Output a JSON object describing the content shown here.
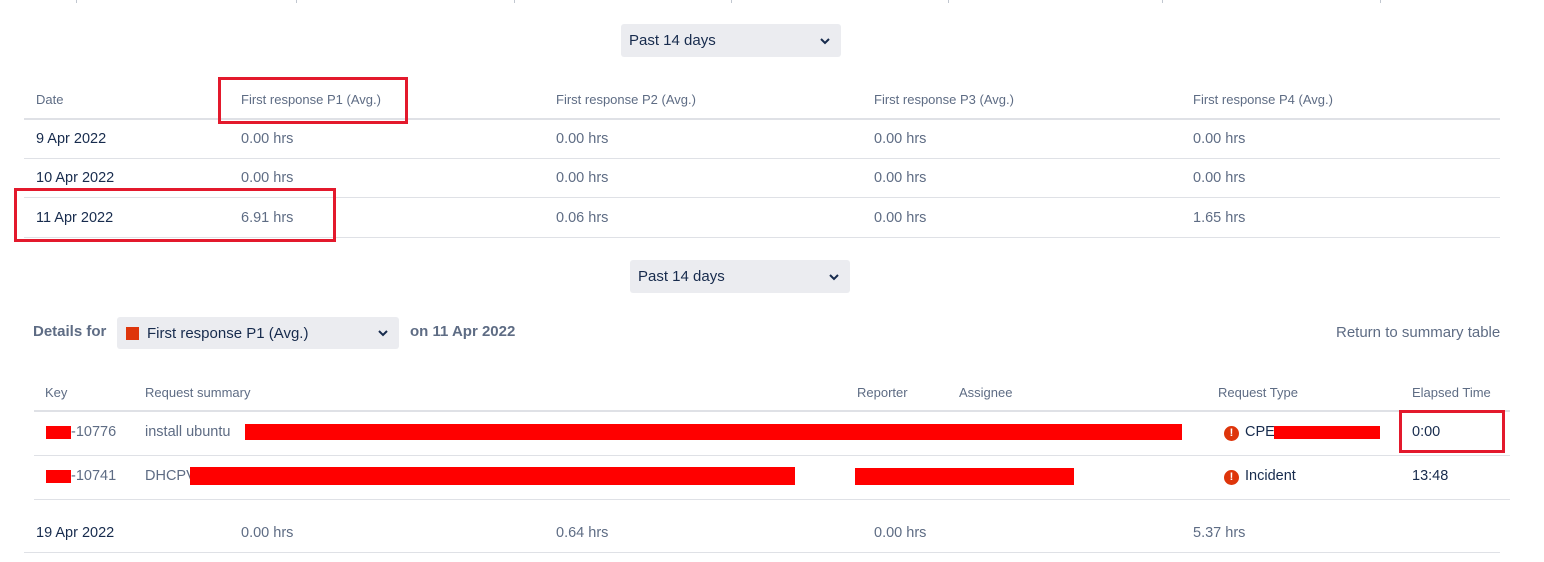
{
  "colors": {
    "accent_red": "#e3192c",
    "redaction": "#ff0000",
    "series_square": "#de350b"
  },
  "period_select_top": {
    "value": "Past 14 days"
  },
  "summary_table": {
    "headers": [
      "Date",
      "First response P1 (Avg.)",
      "First response P2 (Avg.)",
      "First response P3 (Avg.)",
      "First response P4 (Avg.)"
    ],
    "rows": [
      [
        "9 Apr 2022",
        "0.00 hrs",
        "0.00 hrs",
        "0.00 hrs",
        "0.00 hrs"
      ],
      [
        "10 Apr 2022",
        "0.00 hrs",
        "0.00 hrs",
        "0.00 hrs",
        "0.00 hrs"
      ],
      [
        "11 Apr 2022",
        "6.91 hrs",
        "0.06 hrs",
        "0.00 hrs",
        "1.65 hrs"
      ]
    ]
  },
  "period_select_bottom": {
    "value": "Past 14 days"
  },
  "details": {
    "label": "Details for",
    "metric_select": "First response P1 (Avg.)",
    "date_label": "on 11 Apr 2022",
    "return_link": "Return to summary table",
    "headers": [
      "Key",
      "Request summary",
      "Reporter",
      "Assignee",
      "Request Type",
      "Elapsed Time"
    ],
    "rows": [
      {
        "key": "-10776",
        "summary": "install ubuntu",
        "request_type": "CPE",
        "type_icon": "alert-icon",
        "elapsed": "0:00"
      },
      {
        "key": "-10741",
        "summary": "DHCPV",
        "request_type": "Incident",
        "type_icon": "alert-icon",
        "elapsed": "13:48"
      }
    ]
  },
  "last_row": [
    "19 Apr 2022",
    "0.00 hrs",
    "0.64 hrs",
    "0.00 hrs",
    "5.37 hrs"
  ]
}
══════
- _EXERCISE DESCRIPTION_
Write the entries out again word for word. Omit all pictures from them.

- _WRITTEN ANSWER_
Output a JSON object describing the content shown here.
{
  "colors": {
    "accent_red": "#e3192c",
    "redaction": "#ff0000",
    "series_square": "#de350b"
  },
  "period_select_top": {
    "value": "Past 14 days"
  },
  "summary_table": {
    "headers": [
      "Date",
      "First response P1 (Avg.)",
      "First response P2 (Avg.)",
      "First response P3 (Avg.)",
      "First response P4 (Avg.)"
    ],
    "rows": [
      [
        "9 Apr 2022",
        "0.00 hrs",
        "0.00 hrs",
        "0.00 hrs",
        "0.00 hrs"
      ],
      [
        "10 Apr 2022",
        "0.00 hrs",
        "0.00 hrs",
        "0.00 hrs",
        "0.00 hrs"
      ],
      [
        "11 Apr 2022",
        "6.91 hrs",
        "0.06 hrs",
        "0.00 hrs",
        "1.65 hrs"
      ]
    ]
  },
  "period_select_bottom": {
    "value": "Past 14 days"
  },
  "details": {
    "label": "Details for",
    "metric_select": "First response P1 (Avg.)",
    "date_label": "on 11 Apr 2022",
    "return_link": "Return to summary table",
    "headers": [
      "Key",
      "Request summary",
      "Reporter",
      "Assignee",
      "Request Type",
      "Elapsed Time"
    ],
    "rows": [
      {
        "key": "-10776",
        "summary": "install ubuntu",
        "request_type": "CPE",
        "type_icon": "alert-icon",
        "elapsed": "0:00"
      },
      {
        "key": "-10741",
        "summary": "DHCPV",
        "request_type": "Incident",
        "type_icon": "alert-icon",
        "elapsed": "13:48"
      }
    ]
  },
  "last_row": [
    "19 Apr 2022",
    "0.00 hrs",
    "0.64 hrs",
    "0.00 hrs",
    "5.37 hrs"
  ]
}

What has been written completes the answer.